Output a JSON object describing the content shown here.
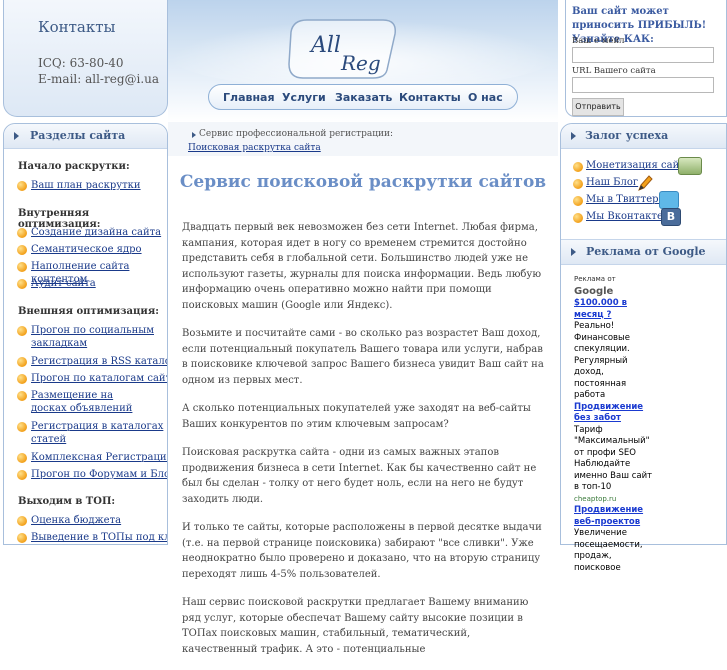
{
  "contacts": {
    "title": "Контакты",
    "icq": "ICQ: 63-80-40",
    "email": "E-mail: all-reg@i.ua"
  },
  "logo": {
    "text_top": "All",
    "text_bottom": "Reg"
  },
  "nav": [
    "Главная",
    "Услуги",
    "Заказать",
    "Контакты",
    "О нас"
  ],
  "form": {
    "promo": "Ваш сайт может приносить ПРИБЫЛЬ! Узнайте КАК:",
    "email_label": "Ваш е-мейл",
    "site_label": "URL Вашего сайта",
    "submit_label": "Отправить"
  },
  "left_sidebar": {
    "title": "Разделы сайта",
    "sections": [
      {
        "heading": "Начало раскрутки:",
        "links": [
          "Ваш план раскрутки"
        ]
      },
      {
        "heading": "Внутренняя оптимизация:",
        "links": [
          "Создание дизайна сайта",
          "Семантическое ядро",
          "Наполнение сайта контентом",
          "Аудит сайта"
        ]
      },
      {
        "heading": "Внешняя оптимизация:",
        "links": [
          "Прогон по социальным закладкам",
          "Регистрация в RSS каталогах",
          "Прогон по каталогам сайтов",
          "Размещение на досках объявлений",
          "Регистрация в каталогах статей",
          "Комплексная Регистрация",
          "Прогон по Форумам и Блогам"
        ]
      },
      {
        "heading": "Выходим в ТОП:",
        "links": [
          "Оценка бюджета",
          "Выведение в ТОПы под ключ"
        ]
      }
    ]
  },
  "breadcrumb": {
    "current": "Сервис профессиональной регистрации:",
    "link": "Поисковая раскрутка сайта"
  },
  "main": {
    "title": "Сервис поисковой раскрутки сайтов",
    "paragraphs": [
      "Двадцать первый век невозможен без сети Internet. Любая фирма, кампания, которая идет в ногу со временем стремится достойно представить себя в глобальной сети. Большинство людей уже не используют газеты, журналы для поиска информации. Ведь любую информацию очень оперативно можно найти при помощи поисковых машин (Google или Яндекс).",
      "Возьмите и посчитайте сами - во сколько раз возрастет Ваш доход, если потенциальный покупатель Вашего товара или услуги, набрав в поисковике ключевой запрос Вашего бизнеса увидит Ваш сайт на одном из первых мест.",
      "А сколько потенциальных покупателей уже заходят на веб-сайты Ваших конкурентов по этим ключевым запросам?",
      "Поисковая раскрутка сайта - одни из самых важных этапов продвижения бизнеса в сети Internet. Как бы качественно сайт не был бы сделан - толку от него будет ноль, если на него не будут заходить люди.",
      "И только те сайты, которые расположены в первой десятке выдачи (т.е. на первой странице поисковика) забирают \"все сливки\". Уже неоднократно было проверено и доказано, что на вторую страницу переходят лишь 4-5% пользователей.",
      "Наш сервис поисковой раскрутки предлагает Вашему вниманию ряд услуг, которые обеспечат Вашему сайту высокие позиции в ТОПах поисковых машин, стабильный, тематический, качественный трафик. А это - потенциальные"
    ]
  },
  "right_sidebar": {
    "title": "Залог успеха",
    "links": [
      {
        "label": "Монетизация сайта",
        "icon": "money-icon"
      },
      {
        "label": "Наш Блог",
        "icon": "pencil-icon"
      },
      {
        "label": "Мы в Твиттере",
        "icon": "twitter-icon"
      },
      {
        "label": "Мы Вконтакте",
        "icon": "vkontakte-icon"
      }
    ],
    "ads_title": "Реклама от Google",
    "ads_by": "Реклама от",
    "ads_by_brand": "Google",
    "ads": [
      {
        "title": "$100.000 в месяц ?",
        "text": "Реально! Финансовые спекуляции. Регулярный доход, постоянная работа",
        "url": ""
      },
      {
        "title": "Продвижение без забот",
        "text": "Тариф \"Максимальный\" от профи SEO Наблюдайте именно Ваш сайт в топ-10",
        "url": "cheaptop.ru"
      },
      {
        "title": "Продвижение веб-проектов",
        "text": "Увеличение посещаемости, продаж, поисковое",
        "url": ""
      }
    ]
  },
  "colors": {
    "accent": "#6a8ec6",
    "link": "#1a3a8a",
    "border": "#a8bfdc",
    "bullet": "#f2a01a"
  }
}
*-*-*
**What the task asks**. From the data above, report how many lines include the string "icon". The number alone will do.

**Task answer**. 4